SAN FRANCISCO (KGO) -- Randy Haykin likes to dream big, but he also puts his dreams into action through his charitable foundation called The Gratitude Network, which helps children locally and globally.
Randy founded the Gratitude Network after a stunningly successful 25 year career in the Silicon Valley tech world.
The goal for the next five years for The Gratitude Network is to impact 50 million underprivileged children around the world.
He's formed a trifecta of goodness.
He's applying the lessons he learned as an entrepreneur, to engage other successful entrepreneurs, to "mentor" entrepreneurs involved in social change.
"We search for the most innovative, the most passionate, social entrepreneurs, the ones focused on children, education and youth tend to be really passionate," said Haykin.
Here's how it works:
First, programs like the freedom story are carefully selected out of hundreds of applicants in an annual, international contest. The freedom story is working in Thailand, using education and tutoring to help at risk children avoid being sold into sexual slavery.
Then, the awardees begin their intense partnership.
"We give them a yearlong program which includes coaching, mentoring, leadership development, becoming more operationally efficient, so they can grow and we remove the barriers to the growth," Haykin said.
Chuck Fisher is benefiting from the Gratitude Network partnership. He's the executive director of a program called "toolbox by dovetail learning" in Sonoma County.
It's a program with 12 colorful visual tools to help kids learn to manage their emotions, their social interactions and their success in school.
"We are working with some of the poorest, most traumatized communities in the world. Inner city Richmond is a perfect example. One of the most traumatized communities in the nation and kids come into the class and they can't control themselves. What we do is we give them the first tool which is the breathing tool and the breathing tool is simply accessing the breath," said Fisher.
He says children are able to listen and learn more easily, when they can calm themselves with the toolbox skills.
"And when the kids start listening with their heart, they understand their friends better, they understand each other and they understand themselves better," Fisher said. "We've been asked for this work from over 35 countries. People have found us on the internet and said we need your work in our country. And, we're just this little non-profit learning how to scale."
That's where The Gratitude Network is making a difference.
"They helped us with our first business plan. They helped us with executive coaching. I wasn't trained as an executive director. I'm a psychologist and so I have an executive coach that's provided for free by the gratitude network," Fisher said.
Chuck's coach, Renee Cooper, lives on the east coast. So, some of her mentoring is done by Skype. And, it's already having an impact on the future of the toolbox project.

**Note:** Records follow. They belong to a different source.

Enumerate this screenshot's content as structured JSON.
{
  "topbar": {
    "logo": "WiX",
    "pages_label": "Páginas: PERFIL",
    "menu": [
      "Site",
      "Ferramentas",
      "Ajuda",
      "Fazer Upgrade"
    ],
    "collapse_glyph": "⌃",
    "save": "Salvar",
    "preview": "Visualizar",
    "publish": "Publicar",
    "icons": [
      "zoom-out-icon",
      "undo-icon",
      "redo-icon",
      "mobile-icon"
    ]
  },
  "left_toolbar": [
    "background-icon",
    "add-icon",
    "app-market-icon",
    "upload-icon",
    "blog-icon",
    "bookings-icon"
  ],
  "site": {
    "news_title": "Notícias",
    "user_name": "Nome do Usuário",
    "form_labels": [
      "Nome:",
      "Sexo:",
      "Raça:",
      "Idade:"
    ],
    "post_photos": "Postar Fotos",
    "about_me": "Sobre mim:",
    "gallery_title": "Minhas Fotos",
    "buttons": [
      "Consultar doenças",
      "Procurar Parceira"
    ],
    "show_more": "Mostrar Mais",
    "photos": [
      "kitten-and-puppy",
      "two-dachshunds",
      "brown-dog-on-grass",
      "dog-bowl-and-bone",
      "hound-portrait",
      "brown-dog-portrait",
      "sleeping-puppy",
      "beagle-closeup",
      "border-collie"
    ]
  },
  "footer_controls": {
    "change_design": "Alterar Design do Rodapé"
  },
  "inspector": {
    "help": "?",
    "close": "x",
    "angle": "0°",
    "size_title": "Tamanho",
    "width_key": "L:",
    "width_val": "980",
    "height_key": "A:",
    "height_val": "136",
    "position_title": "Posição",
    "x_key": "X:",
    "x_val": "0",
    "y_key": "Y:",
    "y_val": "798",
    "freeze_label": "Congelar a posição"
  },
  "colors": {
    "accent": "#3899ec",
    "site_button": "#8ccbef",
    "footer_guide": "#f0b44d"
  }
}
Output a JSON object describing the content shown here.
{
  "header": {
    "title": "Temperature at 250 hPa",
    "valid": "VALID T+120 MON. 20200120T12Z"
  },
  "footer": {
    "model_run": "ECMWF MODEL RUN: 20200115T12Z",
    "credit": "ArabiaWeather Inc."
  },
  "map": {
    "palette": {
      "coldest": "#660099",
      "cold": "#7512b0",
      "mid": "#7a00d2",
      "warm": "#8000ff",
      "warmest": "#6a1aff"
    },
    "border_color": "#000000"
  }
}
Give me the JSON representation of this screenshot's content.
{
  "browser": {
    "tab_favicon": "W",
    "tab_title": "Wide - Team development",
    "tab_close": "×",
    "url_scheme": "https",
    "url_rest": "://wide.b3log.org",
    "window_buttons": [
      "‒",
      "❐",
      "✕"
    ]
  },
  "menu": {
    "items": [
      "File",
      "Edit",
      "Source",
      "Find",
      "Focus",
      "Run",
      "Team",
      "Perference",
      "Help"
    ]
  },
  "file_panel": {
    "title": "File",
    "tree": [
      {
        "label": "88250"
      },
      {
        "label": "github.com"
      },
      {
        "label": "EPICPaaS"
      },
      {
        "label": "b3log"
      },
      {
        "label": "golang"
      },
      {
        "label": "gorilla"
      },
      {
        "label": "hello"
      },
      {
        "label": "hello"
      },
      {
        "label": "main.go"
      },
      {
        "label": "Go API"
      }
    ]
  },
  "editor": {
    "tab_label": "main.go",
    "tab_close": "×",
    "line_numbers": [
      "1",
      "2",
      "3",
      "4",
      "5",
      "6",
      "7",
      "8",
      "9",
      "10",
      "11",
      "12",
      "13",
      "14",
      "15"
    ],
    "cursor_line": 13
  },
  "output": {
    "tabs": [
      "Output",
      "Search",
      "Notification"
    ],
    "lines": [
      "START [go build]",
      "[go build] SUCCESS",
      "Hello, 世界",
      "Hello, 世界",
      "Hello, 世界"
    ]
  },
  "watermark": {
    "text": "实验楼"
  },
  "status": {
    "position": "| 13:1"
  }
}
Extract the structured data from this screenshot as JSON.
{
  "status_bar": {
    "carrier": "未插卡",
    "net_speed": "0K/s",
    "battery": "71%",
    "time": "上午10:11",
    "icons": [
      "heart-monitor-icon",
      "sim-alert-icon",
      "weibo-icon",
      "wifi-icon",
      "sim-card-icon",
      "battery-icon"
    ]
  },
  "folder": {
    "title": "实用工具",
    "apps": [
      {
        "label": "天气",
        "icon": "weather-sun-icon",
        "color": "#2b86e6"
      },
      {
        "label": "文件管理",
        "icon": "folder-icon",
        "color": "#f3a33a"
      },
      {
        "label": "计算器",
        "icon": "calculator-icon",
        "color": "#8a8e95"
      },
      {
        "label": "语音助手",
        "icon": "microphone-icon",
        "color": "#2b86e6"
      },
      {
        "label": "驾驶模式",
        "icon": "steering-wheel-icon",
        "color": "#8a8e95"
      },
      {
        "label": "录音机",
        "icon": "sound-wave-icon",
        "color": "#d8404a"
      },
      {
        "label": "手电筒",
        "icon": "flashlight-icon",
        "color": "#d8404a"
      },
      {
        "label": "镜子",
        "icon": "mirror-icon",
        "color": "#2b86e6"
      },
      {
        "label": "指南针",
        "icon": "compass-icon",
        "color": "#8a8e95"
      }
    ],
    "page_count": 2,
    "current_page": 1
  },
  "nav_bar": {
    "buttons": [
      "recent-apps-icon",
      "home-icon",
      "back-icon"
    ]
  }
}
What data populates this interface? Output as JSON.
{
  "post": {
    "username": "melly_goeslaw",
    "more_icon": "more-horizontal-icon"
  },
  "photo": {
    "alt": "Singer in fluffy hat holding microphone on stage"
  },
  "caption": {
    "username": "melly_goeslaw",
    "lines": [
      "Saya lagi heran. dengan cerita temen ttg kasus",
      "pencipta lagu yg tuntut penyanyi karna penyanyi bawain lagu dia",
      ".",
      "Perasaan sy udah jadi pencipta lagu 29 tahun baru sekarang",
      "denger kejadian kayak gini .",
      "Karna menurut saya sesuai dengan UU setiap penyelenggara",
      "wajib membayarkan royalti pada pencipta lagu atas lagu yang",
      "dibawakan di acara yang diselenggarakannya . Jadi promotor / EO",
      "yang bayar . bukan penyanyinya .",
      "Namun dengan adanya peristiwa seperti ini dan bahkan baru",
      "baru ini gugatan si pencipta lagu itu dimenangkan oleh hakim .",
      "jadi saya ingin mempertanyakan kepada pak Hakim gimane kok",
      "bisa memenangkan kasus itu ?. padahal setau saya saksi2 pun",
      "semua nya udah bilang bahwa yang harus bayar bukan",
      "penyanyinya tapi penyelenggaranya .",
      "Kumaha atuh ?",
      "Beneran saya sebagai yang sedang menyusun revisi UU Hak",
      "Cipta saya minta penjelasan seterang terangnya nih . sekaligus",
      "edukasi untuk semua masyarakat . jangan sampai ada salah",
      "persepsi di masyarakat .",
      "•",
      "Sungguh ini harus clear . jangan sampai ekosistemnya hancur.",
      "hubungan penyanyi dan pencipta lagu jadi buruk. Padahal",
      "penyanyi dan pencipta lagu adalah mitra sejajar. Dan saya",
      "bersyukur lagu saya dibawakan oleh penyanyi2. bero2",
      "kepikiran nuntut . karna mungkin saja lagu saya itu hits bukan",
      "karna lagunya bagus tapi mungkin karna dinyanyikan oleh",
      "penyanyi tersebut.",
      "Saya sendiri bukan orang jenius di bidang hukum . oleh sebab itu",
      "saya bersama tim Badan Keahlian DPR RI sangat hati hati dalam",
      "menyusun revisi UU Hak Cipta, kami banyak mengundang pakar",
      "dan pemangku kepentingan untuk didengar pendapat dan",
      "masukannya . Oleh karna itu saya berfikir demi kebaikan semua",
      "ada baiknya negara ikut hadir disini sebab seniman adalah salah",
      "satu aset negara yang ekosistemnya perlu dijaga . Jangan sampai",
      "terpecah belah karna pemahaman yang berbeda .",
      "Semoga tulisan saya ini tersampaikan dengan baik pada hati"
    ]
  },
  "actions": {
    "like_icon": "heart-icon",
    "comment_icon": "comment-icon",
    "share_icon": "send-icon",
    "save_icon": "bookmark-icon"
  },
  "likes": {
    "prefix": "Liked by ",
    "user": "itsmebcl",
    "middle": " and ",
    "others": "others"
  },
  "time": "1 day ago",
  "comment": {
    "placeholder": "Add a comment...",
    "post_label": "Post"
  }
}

"Our plan is to take this to children everywhere. The scaling of that and the funding of that is really the key piece," Fisher said.
Gratitude's founder has big plans to help with funding. Randy is creating a data base of angel investors who are willing to take a call from gratitude social change makers, looking for financial resources.
Because Randy loves wine, he started a new wine brand called Entrepreneur.
"So, that winery is 100 percent philanthropic," Haykin said. "The wine becomes a great excuse for getting couples and individuals and even companies together. It's a win-win for everyone."
The Gratitude Network is holding its annual fundraiser November 5 in Redwood City. Click here to learn more about the charity's work.
Bay Area foundation 'The Gratitude Network' aims to help children locally, globally